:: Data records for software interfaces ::

────────

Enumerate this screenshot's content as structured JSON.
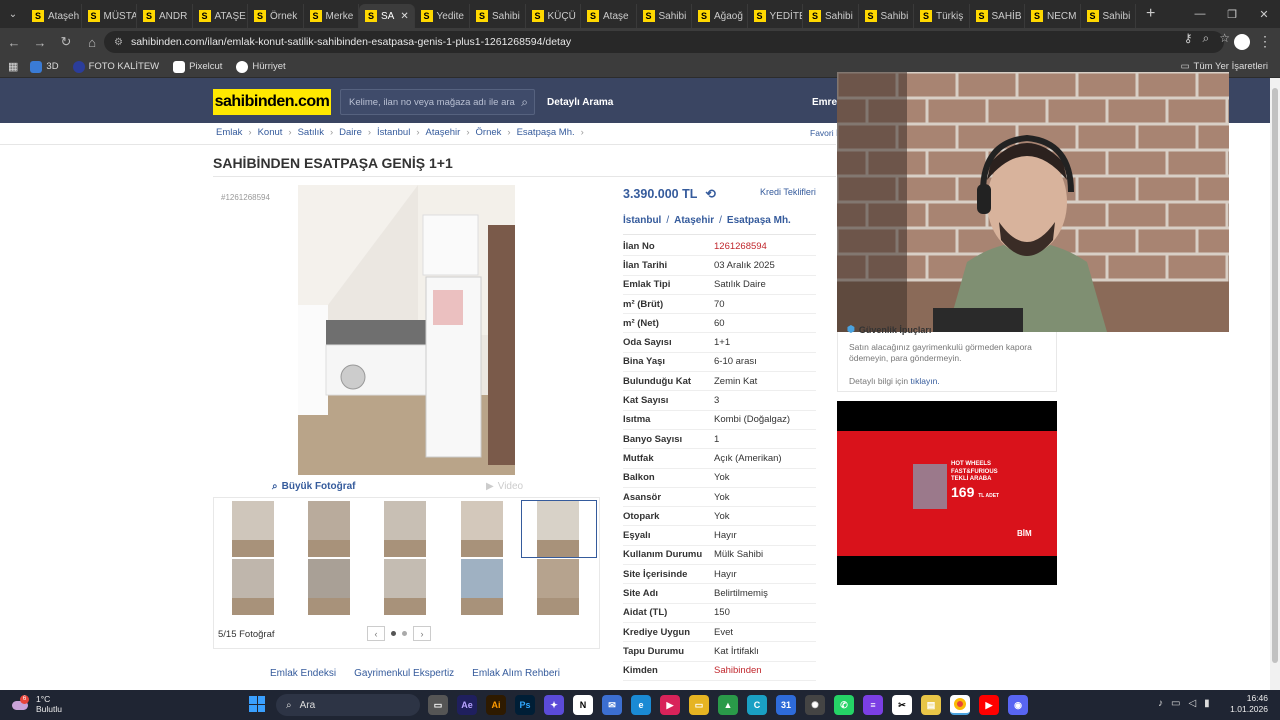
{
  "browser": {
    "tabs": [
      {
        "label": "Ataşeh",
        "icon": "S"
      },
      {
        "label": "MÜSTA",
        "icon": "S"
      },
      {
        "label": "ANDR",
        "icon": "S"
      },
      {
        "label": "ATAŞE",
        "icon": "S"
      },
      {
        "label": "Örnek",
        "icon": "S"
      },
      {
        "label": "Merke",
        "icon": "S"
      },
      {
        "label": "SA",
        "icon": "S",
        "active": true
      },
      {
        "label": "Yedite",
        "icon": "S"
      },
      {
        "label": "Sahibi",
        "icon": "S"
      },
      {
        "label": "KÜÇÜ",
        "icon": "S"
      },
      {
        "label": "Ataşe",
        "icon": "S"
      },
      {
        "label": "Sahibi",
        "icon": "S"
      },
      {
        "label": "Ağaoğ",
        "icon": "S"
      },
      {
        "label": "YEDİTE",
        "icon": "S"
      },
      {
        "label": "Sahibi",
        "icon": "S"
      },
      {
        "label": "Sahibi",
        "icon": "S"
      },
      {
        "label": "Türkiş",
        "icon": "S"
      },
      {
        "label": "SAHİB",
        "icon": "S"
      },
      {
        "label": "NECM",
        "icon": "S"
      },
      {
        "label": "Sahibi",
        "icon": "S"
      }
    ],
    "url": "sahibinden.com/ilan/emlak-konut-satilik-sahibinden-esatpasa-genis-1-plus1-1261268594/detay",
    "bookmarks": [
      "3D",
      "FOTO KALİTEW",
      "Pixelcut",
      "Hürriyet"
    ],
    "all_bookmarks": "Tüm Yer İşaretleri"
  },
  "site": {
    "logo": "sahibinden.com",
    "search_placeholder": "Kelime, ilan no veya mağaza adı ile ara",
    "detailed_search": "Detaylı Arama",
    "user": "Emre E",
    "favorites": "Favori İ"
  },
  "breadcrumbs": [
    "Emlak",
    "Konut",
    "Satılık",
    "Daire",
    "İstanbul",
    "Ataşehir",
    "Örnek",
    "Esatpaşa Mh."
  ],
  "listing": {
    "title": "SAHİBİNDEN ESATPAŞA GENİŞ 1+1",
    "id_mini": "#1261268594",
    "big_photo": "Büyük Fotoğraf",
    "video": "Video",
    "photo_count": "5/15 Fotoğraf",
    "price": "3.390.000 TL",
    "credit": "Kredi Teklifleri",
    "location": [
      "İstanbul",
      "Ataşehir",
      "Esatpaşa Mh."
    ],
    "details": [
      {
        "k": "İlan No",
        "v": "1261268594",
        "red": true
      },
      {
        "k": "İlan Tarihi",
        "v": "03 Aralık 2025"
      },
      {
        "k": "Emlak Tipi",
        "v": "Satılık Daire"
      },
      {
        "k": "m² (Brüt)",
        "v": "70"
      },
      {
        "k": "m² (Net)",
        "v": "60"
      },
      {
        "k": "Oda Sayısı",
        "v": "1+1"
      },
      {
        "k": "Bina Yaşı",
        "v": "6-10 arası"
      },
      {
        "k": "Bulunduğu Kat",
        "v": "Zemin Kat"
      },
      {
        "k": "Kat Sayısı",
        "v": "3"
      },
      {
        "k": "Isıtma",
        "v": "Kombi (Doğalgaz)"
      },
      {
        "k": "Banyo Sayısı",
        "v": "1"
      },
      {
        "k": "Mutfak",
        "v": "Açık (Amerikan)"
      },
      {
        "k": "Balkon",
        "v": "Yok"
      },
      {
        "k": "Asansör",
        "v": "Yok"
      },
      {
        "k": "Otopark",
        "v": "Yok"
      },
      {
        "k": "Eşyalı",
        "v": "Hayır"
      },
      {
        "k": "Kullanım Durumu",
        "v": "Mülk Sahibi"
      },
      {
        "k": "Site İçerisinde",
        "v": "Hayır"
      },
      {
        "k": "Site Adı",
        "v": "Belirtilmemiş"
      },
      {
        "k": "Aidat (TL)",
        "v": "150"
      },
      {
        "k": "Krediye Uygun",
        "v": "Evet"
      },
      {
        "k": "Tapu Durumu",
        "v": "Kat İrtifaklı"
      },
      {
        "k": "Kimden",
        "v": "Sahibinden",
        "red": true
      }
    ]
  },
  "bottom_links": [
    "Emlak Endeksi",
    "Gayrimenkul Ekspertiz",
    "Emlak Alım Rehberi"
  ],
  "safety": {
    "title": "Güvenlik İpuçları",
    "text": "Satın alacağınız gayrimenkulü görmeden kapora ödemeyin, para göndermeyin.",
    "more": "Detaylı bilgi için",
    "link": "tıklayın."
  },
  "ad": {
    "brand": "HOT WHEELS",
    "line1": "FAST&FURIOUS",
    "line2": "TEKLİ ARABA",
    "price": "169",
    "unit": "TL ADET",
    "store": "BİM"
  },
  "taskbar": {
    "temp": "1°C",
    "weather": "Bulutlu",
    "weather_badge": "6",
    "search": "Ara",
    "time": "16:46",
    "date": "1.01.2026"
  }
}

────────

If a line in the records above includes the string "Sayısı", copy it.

        "k": "Oda Sayısı",
        "k": "Kat Sayısı",
        "k": "Banyo Sayısı",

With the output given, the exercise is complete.